Devise a model for mapping the topography of the ocean bottom. Write a letter to the science editor of your local paper summarizing your findings.


Problem B

Problem: Gas Prices, Inventory, National Disasters, and the Mighty Dollar

It appears from the economic reports that the world uses gasoline on a very short supply and demand scale. The impact of any storm, let alone Hurricane Katrina, affects the costs at the pumps too quickly. Let’s restrict our study to the continental United States.

Over the past six years, Canada has been the leading foreign supplier of oil to the United States, including both crude and refined oil products. (Petroleum Supply Monthly, Table S3 - Crude Oil and Petroleum Product Imports, 1988-Present. See page 5 for Canadian exports to the United States.)

  • Canada was the largest foreign supplier of oil to the United States again in 2004, for the sixth year running (from 1999, when the country displaced Venezuela, to 2004 inclusive).
  • In 2002, Canada supplied the United States with 17 percent of its crude and refined oil imports — more than any other foreign supplier at over 1.9 million barrels per day.
  • Western Canadian crude oil is imported principally by the U.S. Midwest and the Rocky Mountain states.
  • Eastern Canada's offshore oil is imported principally by the U.S. East Coast states, and even by some Gulf Coast states.

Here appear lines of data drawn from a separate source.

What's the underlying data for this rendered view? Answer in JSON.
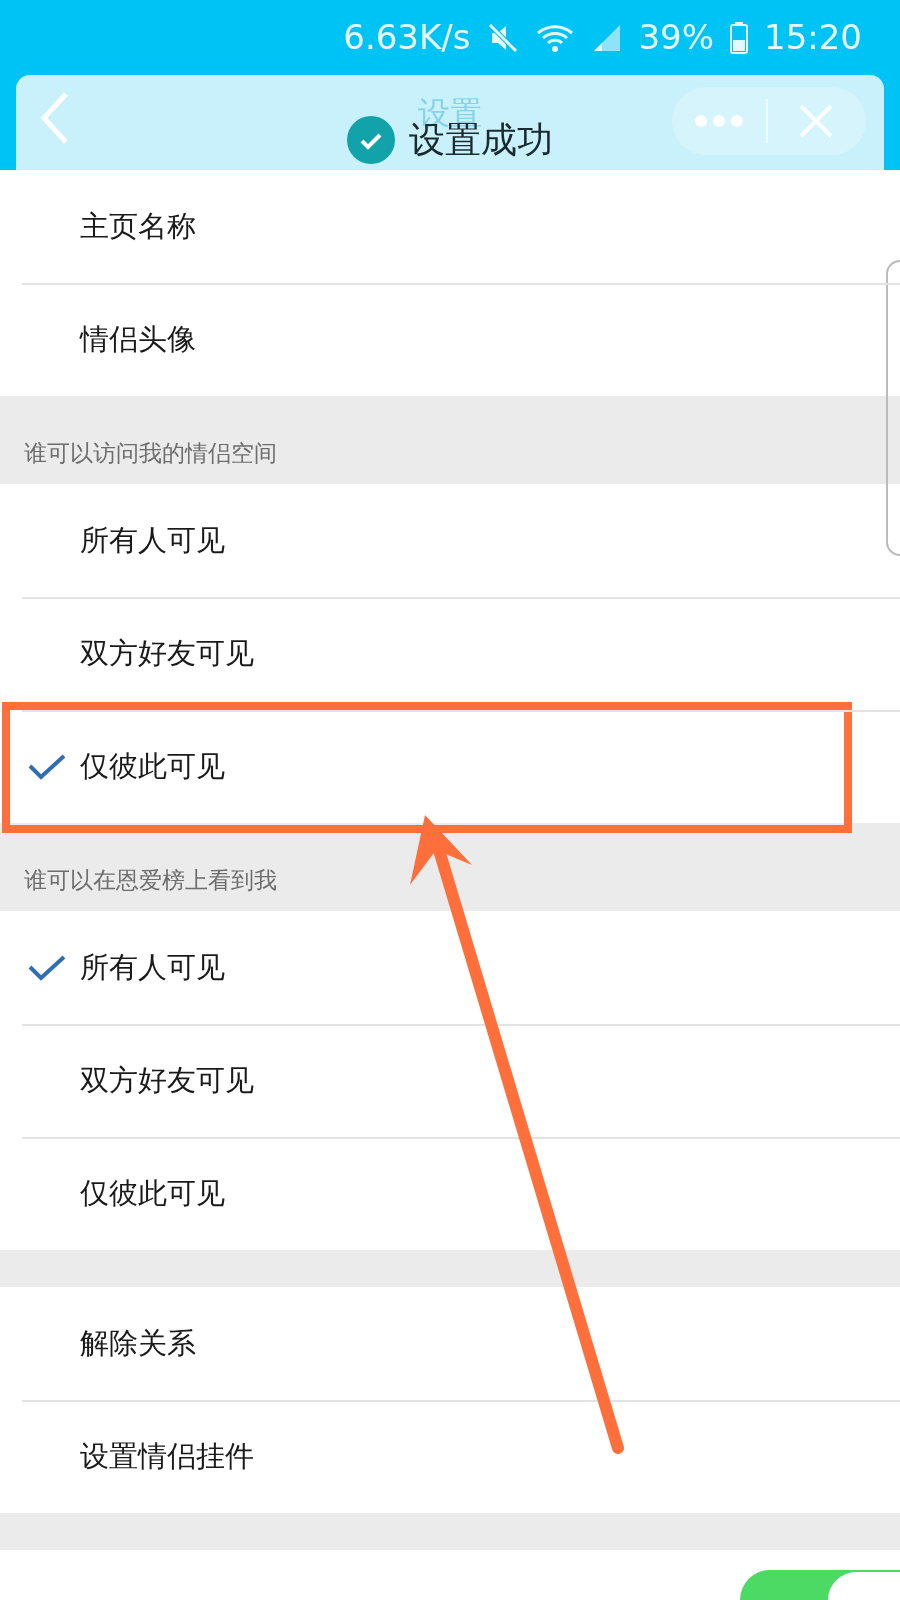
{
  "status_bar": {
    "speed": "6.63K/s",
    "battery": "39%",
    "time": "15:20"
  },
  "header": {
    "title": "设置"
  },
  "toast": {
    "text": "设置成功"
  },
  "sections": [
    {
      "items": [
        {
          "label": "主页名称"
        },
        {
          "label": "情侣头像"
        }
      ]
    },
    {
      "heading": "谁可以访问我的情侣空间",
      "items": [
        {
          "label": "所有人可见",
          "selected": false
        },
        {
          "label": "双方好友可见",
          "selected": false
        },
        {
          "label": "仅彼此可见",
          "selected": true,
          "highlighted": true
        }
      ]
    },
    {
      "heading": "谁可以在恩爱榜上看到我",
      "items": [
        {
          "label": "所有人可见",
          "selected": true
        },
        {
          "label": "双方好友可见",
          "selected": false
        },
        {
          "label": "仅彼此可见",
          "selected": false
        }
      ]
    },
    {
      "items": [
        {
          "label": "解除关系"
        },
        {
          "label": "设置情侣挂件"
        }
      ]
    }
  ],
  "bottom_toggle": {
    "on": true
  }
}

Many refiners are buying enough to serve motorists' current needs, but not enough to rebuild stocks. "They are looking to buy the oil when they need it,” according to The Washington Post. "When they are uncertain about the future, they hold back." (The Washington Post: Crude Oil Imports to U.S. Slow With War 3/31/03.)

Build a better model for the oil industry for its use and consumption in the United States that is fair to both the business and the consumer. You can build your model based on a peak day.

Write a letter to the President’s energy advisor summarizing your findings.